A Photographic Artist Imogen Cunningham

Author : Nancy Baker | Published On : 04 May 2021

Imogen Cunningham. Edward Weston and Margrethe Mather, 3. Image from Swann Auction Galleries.

Imogen Cunningham, a photographic artist who rose to conspicuousness in the mid-twentieth century, was confronted with the test of setting up herself in a generally male-ruled industry. "I used to say that Imogen's blood was three percent acidic corrosive. She appeared to have a corrosive response to so numerous things, and she could be unexpected," Ansel Adams once said about her.

 

Regardless of her sharp expert center, Imogen Cunningham is today associated with her delicate Pictorialist pictures and nitty-gritty bloom photos. These routinely stand out at sell-off, with one bloom print acknowledging over USD 240,000 of every 2010. One of Cunningham's most popular photographs, Magnolia Bud, will be accessible in Swann Auction Galleries' forthcoming Fine Photographs deal. Before the offering begins, get familiar with Imogen Cunningham, her photography, and her set of experiences at sell-off.

 

The craftsman built up an interest in photography while considering science at the University of Washington, later seeking after her specialty at the Technische Hochschule in Dresden, Germany. She purportedly completed her investigations with a couple of dollars in her pocket, step by step figuring out the assets to set up her own representation studio in Seattle. In this space, she shot her peers, including Frida Kahlo, Man Ray, and her significant other, Roi Partridge. Cunningham additionally started getting a reaction for her work in the wake of capturing male nudes. She answered that however there was "a tremendous rant on my stuff as being foul… it didn't have a solitary piece of effect in my business." Subsequent to moving to San Francisco, Cunningham joined Ansel Adams, Edward Weston, and other driving photographic artists to shape Group f.64 looking for "unadulterated" photography. It was during this period that she started catching botanicals, particularly her celebrated magnolia blossoms. She would later depict these distinct photographs of buds, blossoms, and leaves as "the most widely recognized plant, the most well-known occupation I could possibly do." Her investigations of human bodies and creative pictures follow a comparable style of hard-edged Modernism. Cunningham, at last, floated away from plants for the arising social developments of the 1960s. She captured the beat artists, regular individuals in the city, and the engineering of Paris. Nonetheless, her plant prints are as yet her most well-known photographs.

 

A 1973 publication of her work, distributed in The New York Times, accentuated the "enunciated solidness" of her magnolias, comparing them to a city horizon. In 1995, the Times again talked about the crossing point of Modern reflection and sentimental disrespectfulness in her work: "Cunningham regularly showed less dedication to unadulterated structure than did other driving innovators… [her photos are] less carefully mathematical however seems more human than a considerable lot of Weston's nudes." Interest in Cunningham's blossom photographs, which are suggestive of Georgia O'Keefe's canvases, has supported as of late. A 1955 gelatin silver print of Two Callas acknowledged $56,250 in 2016, while Orchid (Cactus Blossom) came to $150,000 at Sotheby's in 2019. For auctions of such well-known art of artists and photographers visit the auction calendar of the auction daily.

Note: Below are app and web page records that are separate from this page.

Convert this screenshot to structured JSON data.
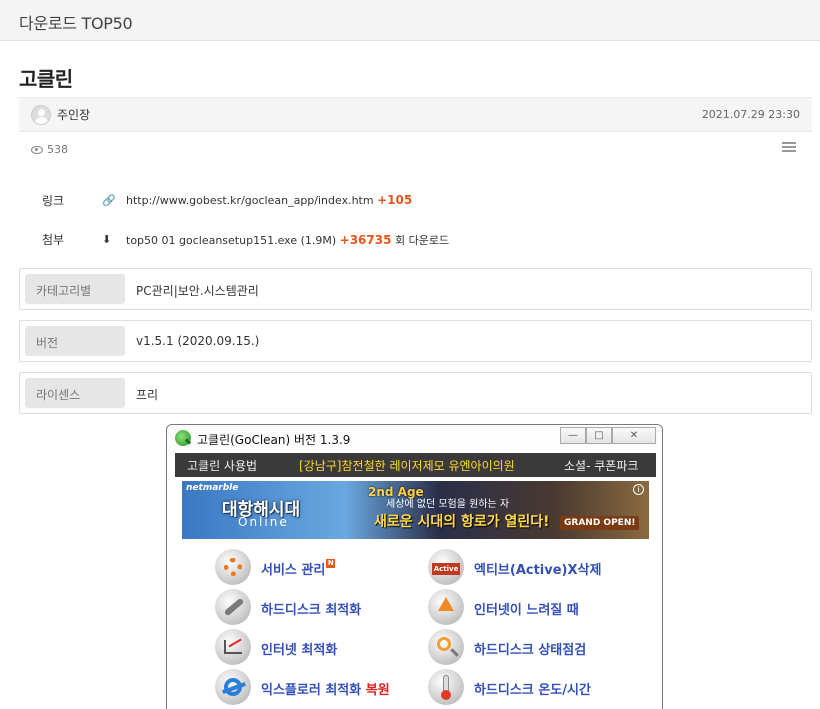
{
  "header": {
    "title": "다운로드 TOP50"
  },
  "post": {
    "title": "고클린",
    "author": "주인장",
    "date": "2021.07.29 23:30",
    "views": "538"
  },
  "link": {
    "label": "링크",
    "url": "http://www.gobest.kr/goclean_app/index.htm",
    "count": "+105"
  },
  "attachment": {
    "label": "첨부",
    "filename": "top50 01 gocleansetup151.exe (1.9M)",
    "count": "+36735",
    "suffix": "회 다운로드"
  },
  "properties": [
    {
      "key": "카테고리별",
      "value": "PC관리|보안.시스템관리"
    },
    {
      "key": "버전",
      "value": "v1.5.1 (2020.09.15.)"
    },
    {
      "key": "라이센스",
      "value": "프리"
    }
  ],
  "app": {
    "title": "고클린(GoClean) 버전 1.3.9",
    "window_buttons": {
      "minimize": "—",
      "maximize": "□",
      "close": "✕"
    },
    "menu": {
      "usage": "고클린 사용법",
      "ad": "[강남구]참전철한 레이저제모 유엔아이의원",
      "social": "소셜- 쿠폰파크"
    },
    "banner": {
      "brand": "netmarble",
      "game": "대항해시대",
      "game_sub": "Online",
      "edition": "2nd Age",
      "slogan_small": "세상에 없던 모험을 원하는 자",
      "slogan_big": "새로운 시대의 항로가 열린다!",
      "cta": "GRAND OPEN!",
      "info": "i"
    },
    "features": [
      {
        "label": "서비스 관리",
        "badge": "N",
        "icon": "gear-icon"
      },
      {
        "label": "엑티브(Active)X삭제",
        "icon": "activex-icon"
      },
      {
        "label": "하드디스크 최적화",
        "icon": "wrench-icon"
      },
      {
        "label": "인터넷이 느려질 때",
        "icon": "upload-arrow-icon"
      },
      {
        "label": "인터넷 최적화",
        "icon": "network-chart-icon"
      },
      {
        "label": "하드디스크 상태점검",
        "icon": "magnifier-icon"
      },
      {
        "label": "익스플로러 최적화",
        "extra": "복원",
        "icon": "ie-icon"
      },
      {
        "label": "하드디스크 온도/시간",
        "icon": "thermometer-icon"
      }
    ]
  },
  "colors": {
    "accent": "#e8561c",
    "feature_text": "#3350b8",
    "menu_bg": "#3a3a3a",
    "menu_highlight": "#ffd92f"
  }
}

Her later vocation included showing spells at the San Francisco Institute of Fine Arts and the distribution of a book named After Ninety, loaded up with her photos of nonagenarians. Cunningham lived to the age of 93.

 

Two different photos from the craftsman will be introduced in this closeout, including a sensational 1970 print of an elastic plant. Sharp corner to corner lines divides the organization, while the white edge of a leaf frames a delicate bend on the right. An illustration of Cunningham's likeness is additionally accessible, showing Edward Weston and Margrethe Mather. It was taken during a conventional sitting in 1922. Weston had met Mather ten years prior, building up a cozy relationship with his studio associate and most regular model. In this piece, the two subjects turn away from the camera in inverse ways.

 

Media source: AuctionDaily